Over at Armchair Arcade, Matt Barton has an article up about reflections on Zork and Interactive Fiction. It focuses mainly on parsers and gets into AI (we’ve been there before ;), but it got me thinking about something else.

Zork was a non-linear game. Non-linear, because it had no real story. You simply went around solving puzzles to acquire varies items, and then stashed ’em in a trophy case.If you were stuck in one area, no problem. You just chugged along somewhere else, most of the time, and found something else to do. Aside from frustration now and then, the game was pretty much open.

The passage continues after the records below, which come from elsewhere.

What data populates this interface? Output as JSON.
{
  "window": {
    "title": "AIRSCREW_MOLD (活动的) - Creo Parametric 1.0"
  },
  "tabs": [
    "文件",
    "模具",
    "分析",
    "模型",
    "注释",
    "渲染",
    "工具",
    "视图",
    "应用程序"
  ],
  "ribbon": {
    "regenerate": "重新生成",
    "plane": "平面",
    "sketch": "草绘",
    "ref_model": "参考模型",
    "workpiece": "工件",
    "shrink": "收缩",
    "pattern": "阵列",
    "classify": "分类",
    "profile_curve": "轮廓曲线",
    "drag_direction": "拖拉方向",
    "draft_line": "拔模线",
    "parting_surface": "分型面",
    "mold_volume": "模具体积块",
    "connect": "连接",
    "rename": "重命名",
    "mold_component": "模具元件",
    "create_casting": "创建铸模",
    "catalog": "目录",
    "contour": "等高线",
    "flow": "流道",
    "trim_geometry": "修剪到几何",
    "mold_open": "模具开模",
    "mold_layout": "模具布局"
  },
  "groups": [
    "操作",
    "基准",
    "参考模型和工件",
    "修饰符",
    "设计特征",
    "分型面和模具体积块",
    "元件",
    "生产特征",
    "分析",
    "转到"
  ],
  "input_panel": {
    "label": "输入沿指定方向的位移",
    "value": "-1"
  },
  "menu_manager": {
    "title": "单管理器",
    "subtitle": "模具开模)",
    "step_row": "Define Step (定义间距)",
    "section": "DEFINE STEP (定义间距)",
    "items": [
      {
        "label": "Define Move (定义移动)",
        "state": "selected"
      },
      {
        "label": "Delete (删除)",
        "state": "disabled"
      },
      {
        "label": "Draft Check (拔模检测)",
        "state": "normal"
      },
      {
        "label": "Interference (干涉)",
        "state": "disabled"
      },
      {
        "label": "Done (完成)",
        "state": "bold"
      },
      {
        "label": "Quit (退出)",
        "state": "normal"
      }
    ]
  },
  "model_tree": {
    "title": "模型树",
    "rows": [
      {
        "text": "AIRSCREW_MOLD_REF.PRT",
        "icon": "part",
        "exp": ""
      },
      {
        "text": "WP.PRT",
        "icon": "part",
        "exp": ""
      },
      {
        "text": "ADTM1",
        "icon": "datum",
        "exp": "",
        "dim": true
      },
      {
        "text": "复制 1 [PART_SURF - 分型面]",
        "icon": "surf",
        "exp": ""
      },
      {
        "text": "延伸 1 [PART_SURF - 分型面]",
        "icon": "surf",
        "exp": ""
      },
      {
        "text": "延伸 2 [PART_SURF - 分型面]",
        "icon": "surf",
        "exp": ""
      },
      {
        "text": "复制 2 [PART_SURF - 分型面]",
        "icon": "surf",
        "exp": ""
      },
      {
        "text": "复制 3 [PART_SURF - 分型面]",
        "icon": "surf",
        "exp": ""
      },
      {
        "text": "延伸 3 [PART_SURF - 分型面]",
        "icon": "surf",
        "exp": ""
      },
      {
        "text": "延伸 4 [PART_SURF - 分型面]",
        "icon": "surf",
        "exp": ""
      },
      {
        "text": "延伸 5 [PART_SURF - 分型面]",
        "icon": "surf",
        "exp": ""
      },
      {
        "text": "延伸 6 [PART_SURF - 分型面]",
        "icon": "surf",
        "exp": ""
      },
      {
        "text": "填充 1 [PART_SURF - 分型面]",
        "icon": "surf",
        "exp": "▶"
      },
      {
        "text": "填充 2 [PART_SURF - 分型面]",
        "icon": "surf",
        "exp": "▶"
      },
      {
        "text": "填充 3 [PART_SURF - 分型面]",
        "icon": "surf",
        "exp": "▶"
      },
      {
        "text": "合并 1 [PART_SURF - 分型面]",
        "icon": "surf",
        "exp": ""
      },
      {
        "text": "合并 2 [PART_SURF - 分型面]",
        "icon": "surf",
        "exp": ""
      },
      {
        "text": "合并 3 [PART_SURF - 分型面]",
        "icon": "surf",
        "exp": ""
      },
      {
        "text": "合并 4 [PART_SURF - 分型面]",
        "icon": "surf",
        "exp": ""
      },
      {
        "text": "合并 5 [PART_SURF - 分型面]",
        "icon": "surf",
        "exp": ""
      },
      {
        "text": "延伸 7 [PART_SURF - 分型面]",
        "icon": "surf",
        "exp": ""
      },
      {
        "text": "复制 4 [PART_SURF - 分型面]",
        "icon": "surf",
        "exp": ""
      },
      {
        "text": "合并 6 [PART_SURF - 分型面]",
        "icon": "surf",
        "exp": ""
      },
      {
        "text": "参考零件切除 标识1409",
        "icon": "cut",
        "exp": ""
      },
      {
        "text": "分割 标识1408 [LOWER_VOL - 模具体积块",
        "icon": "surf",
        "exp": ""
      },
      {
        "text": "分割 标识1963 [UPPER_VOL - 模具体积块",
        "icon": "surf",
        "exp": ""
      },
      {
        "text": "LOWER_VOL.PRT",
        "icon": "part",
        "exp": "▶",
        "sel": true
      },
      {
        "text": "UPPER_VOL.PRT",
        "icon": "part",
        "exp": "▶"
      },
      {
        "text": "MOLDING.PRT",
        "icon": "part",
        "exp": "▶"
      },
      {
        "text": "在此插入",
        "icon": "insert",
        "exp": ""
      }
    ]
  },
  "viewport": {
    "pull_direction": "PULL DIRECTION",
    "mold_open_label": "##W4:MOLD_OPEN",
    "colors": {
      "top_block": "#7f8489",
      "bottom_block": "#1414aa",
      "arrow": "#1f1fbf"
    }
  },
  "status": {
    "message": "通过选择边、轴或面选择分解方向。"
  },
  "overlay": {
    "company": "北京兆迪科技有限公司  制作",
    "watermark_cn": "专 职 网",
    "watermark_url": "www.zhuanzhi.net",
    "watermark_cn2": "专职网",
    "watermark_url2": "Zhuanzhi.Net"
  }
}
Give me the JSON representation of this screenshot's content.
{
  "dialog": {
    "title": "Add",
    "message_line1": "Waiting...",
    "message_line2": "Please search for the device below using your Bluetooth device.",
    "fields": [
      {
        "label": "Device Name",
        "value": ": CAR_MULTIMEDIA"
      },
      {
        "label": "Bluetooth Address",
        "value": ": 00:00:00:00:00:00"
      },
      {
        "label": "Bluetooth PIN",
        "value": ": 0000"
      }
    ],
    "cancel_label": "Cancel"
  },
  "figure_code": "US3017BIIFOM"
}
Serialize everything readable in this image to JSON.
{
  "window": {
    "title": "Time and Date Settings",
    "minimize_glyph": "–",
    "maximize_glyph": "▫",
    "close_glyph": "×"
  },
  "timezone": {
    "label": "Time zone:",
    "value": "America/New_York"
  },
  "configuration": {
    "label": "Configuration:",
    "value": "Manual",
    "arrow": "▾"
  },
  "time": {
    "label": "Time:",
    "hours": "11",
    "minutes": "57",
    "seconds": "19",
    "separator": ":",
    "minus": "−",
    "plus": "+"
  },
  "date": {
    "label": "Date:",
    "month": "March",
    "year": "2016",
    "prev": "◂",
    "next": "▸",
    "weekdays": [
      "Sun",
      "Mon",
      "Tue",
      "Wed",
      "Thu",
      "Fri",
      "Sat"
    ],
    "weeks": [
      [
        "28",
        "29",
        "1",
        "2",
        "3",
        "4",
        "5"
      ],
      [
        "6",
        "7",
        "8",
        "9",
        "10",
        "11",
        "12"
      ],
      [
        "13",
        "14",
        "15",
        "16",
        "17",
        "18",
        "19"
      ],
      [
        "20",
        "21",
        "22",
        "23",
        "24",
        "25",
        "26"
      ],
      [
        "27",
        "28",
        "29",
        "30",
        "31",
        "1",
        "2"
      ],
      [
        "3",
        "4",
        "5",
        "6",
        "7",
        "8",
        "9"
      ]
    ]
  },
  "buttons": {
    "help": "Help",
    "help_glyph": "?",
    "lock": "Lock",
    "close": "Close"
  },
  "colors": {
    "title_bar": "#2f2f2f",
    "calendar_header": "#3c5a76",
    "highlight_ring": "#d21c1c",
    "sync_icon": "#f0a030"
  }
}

Of course, an endless stream of “pick up sticks” games would be boring, so eventually story came in. Yet even with that, many of the old Infocom games managed to avoid “ride the rails”.

One example is Starcross, where you had a whole alien spaceship to explore. While many things had to be done, there was no feeling of being forced along one particular path.

So I wonder: if game designers went back and looked at a few of those old text adventures, would they get some ideas for opening up storylines in RPGs? Because a game has a story, does it necessarily have to be strictly linear?

Understand, I’m not saying there should be lots of puzzles in RPGs. But the way this was handled in the text adventures might spark some thought in developers who are too deep in the linear rut.

By the way, Matt has written an article for Gamasutra on the history of Zork (not published yet), and interviewed several Infocom alumni, including Marc Blanc and Steve Meretzky. The interview will be up on his site after the article comes out. I’ll be watching for that one. In the meantime, check out Matt’s thoughts.

Matt Barton reflects on interactive fiction